  1. ^ "H-Store - Next Generation OLTP DBMS Research". Retrieved 2011-08-07.
  2. ^ Van Couvering, David (2008-02-18). "Stonebraker's H-Store: There's something happenin' here" (published 2011-03-11). Retrieved 2012-07-18.
  3. ^ Stonebraker, Mike; et al. (2007). "The end of an architectural era: (it's time for a complete rewrite)" (PDF). VLDB '07: Proceedings of the 33rd international conference on Very large data bases. Vienna, Austria.
  4. ^ Kallman, Robert; Kimura, Hideaki; Natkins, Jonathan; Pavlo, Andrew; Rasin, Alexander; Zdonik, Stanley; Jones, Evan P. C.; Madden, Samuel; Stonebraker, Michael; Zhang, Yang; Hugg, John; Abadi, Daniel J. (2008). "H-Store: a high-performance, distributed main memory transaction processing system" (PDF). Proc. VLDB Endowment. 2. 1: 1496–1499. ISSN 2150-8097.
  5. ^ Monash, Curt (2008). "Mike Stonebraker calls for the complete destruction of the old DBMS order" (published 2008-02-18). Retrieved 2012-07-18.
  6. ^ Aslett, Matthew (2010). "How Will The Database Incumbents Respond To NoSQL And NewSQL?" (PDF). 451 Group (published 2011-04-04). Archived from the original (PDF) on January 27, 2012. Retrieved 2012-07-06.
  7. ^ Thomas, Nigel (2008-03-01). "H-Store - a new architectural era, or just a toy?". Retrieved 2012-07-05.
  8. ^ Aslett, Matthew (2008-03-04). "Is H-Store the future of database management systems?". Retrieved 2012-07-05.
  9. ^ "H-Store - Architecture Overview". Retrieved 2011-08-07.
  10. ^ Dignan, Larry (2008). "H-Store: Complete destruction of the old DBMS order?". Retrieved 2012-07-05.

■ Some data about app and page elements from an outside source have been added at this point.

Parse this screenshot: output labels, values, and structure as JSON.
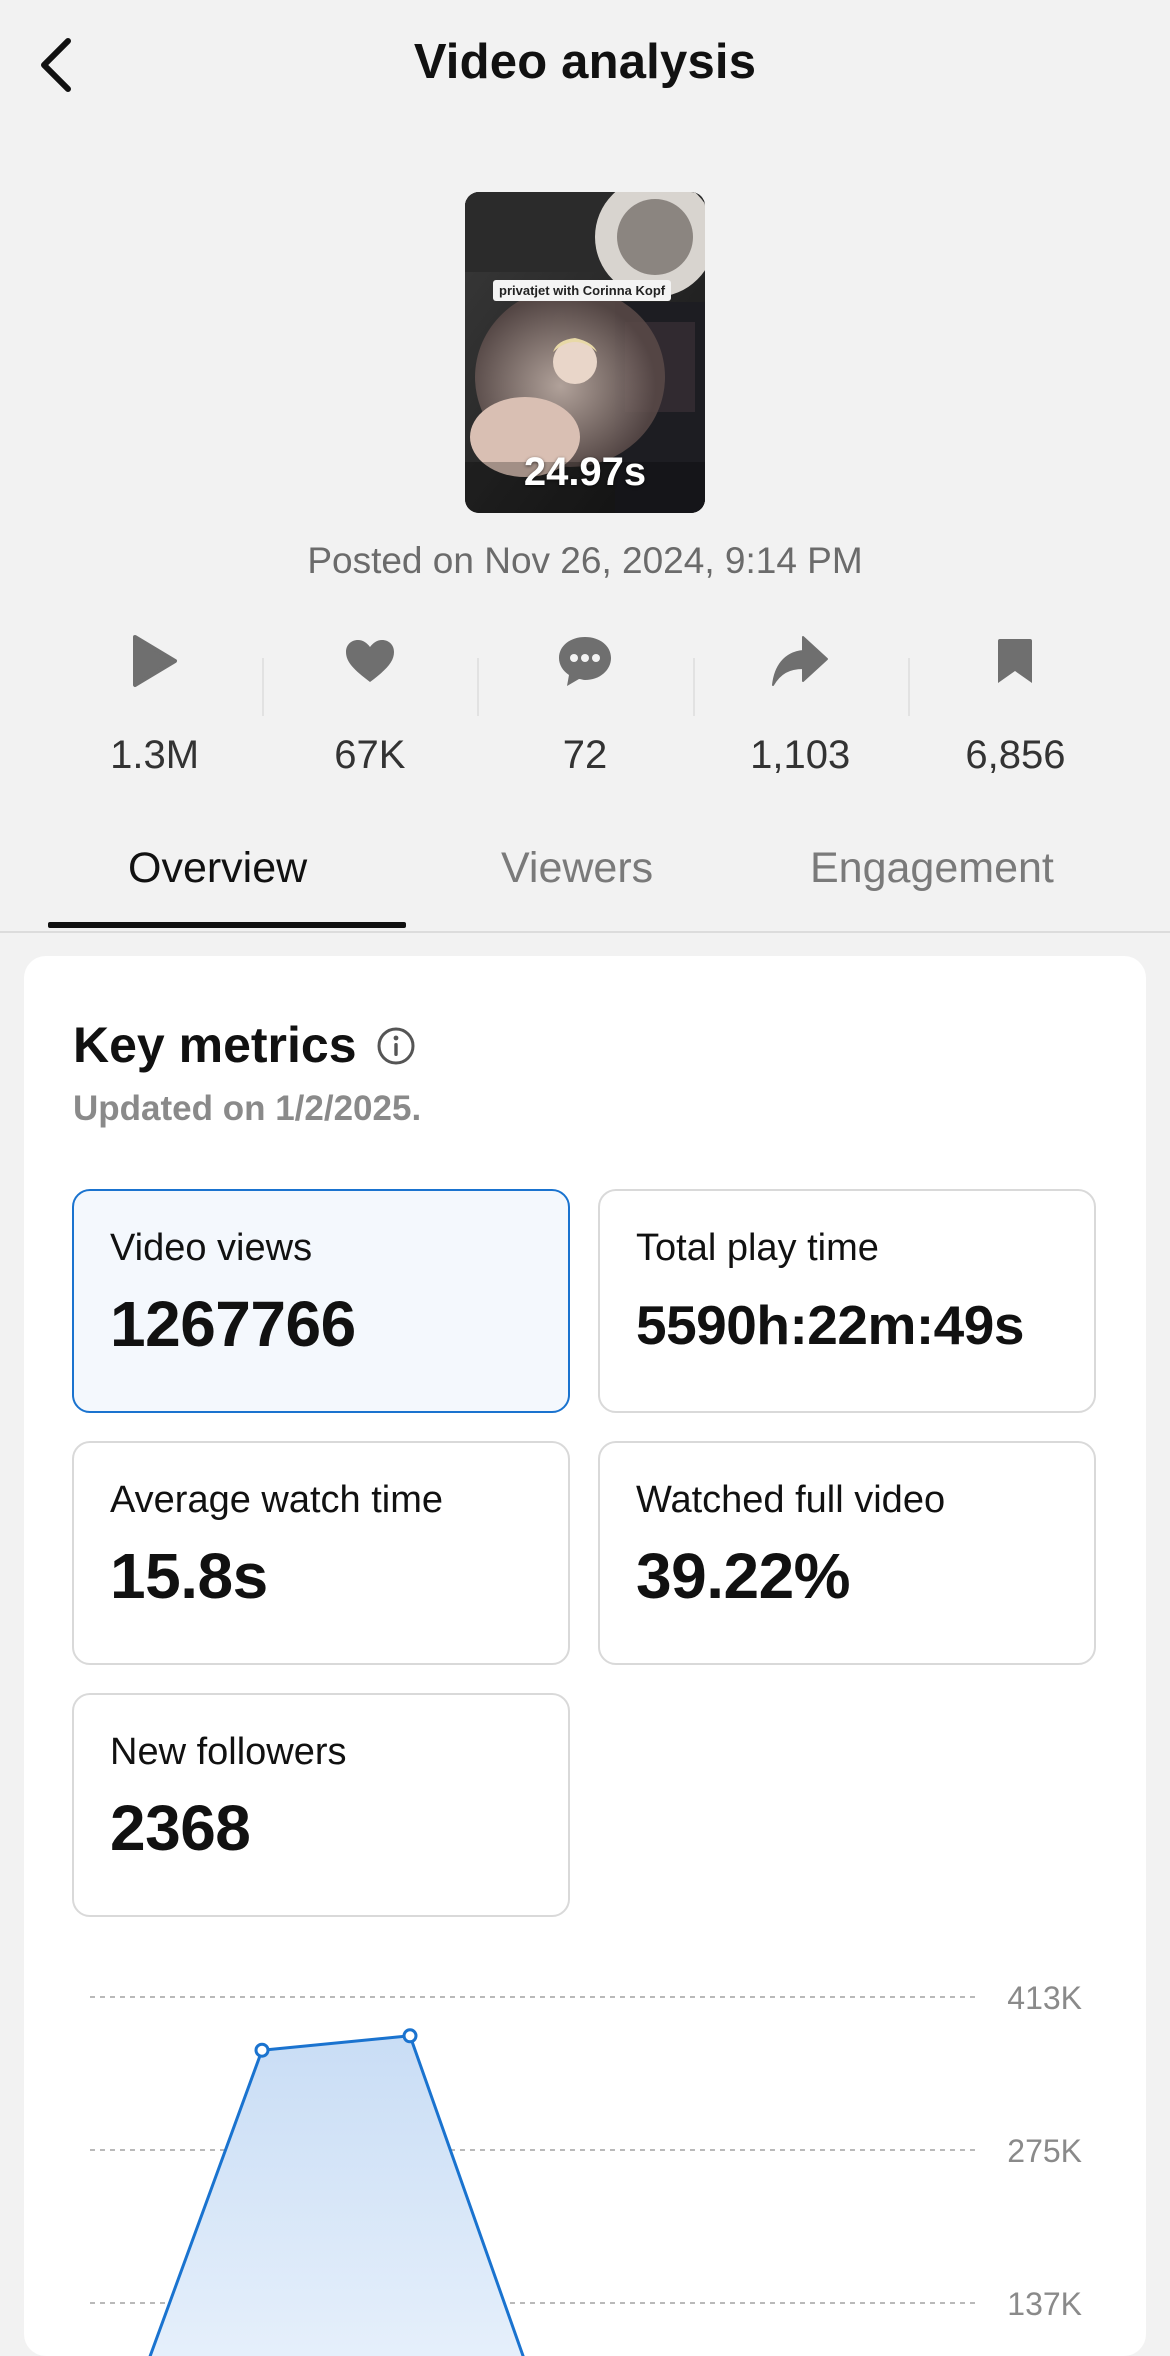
{
  "header": {
    "title": "Video analysis"
  },
  "video": {
    "duration": "24.97s",
    "caption_overlay": "privatjet with Corinna Kopf",
    "posted": "Posted on Nov 26, 2024, 9:14 PM"
  },
  "stats": [
    {
      "icon": "play-icon",
      "value": "1.3M"
    },
    {
      "icon": "heart-icon",
      "value": "67K"
    },
    {
      "icon": "comment-icon",
      "value": "72"
    },
    {
      "icon": "share-icon",
      "value": "1,103"
    },
    {
      "icon": "bookmark-icon",
      "value": "6,856"
    }
  ],
  "tabs": [
    {
      "label": "Overview",
      "active": true
    },
    {
      "label": "Viewers",
      "active": false
    },
    {
      "label": "Engagement",
      "active": false
    }
  ],
  "key_metrics": {
    "title": "Key metrics",
    "updated": "Updated on 1/2/2025.",
    "items": [
      {
        "label": "Video views",
        "value": "1267766",
        "selected": true
      },
      {
        "label": "Total play time",
        "value": "5590h:22m:49s",
        "selected": false
      },
      {
        "label": "Average watch time",
        "value": "15.8s",
        "selected": false
      },
      {
        "label": "Watched full video",
        "value": "39.22%",
        "selected": false
      },
      {
        "label": "New followers",
        "value": "2368",
        "selected": false
      }
    ]
  },
  "colors": {
    "accent": "#1a73cf",
    "fill_top": "#c9ddf5",
    "fill_bottom": "#eef5fd"
  },
  "chart_data": {
    "type": "area",
    "y_ticks": [
      "413K",
      "275K",
      "137K"
    ],
    "y_tick_values": [
      413000,
      275000,
      137000
    ],
    "points": [
      {
        "x": 0,
        "y": 0
      },
      {
        "x": 1,
        "y": 365000
      },
      {
        "x": 2,
        "y": 378000
      },
      {
        "x": 3,
        "y": 0
      }
    ],
    "grid": true
  }
}
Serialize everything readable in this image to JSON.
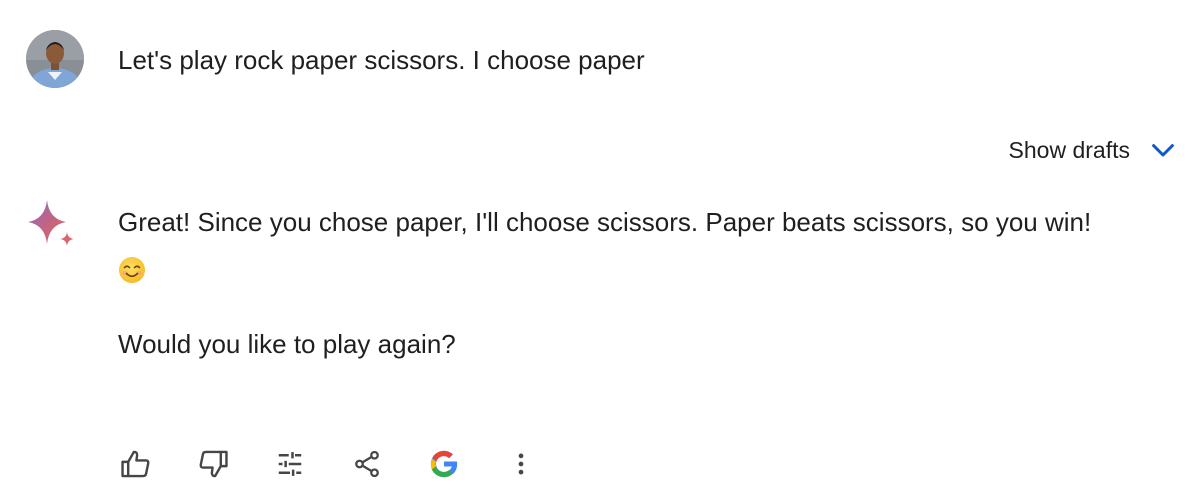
{
  "user": {
    "message": "Let's play rock paper scissors. I choose paper"
  },
  "drafts": {
    "label": "Show drafts"
  },
  "response": {
    "line1": "Great!  Since you chose paper, I'll choose scissors. Paper beats scissors, so you win!",
    "line2": "Would you like to play again?"
  },
  "actions": [
    {
      "icon": "thumb-up-icon"
    },
    {
      "icon": "thumb-down-icon"
    },
    {
      "icon": "tune-icon"
    },
    {
      "icon": "share-icon"
    },
    {
      "icon": "google-icon"
    },
    {
      "icon": "more-vert-icon"
    }
  ],
  "colors": {
    "accent": "#0b57d0",
    "text": "#1f1f1f",
    "icon": "#444746",
    "spark_start": "#9168c0",
    "spark_end": "#d96570"
  }
}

  11. ^ Monash, Curt (2009). "H-Store is now VoltDB". Retrieved 2011-07-14.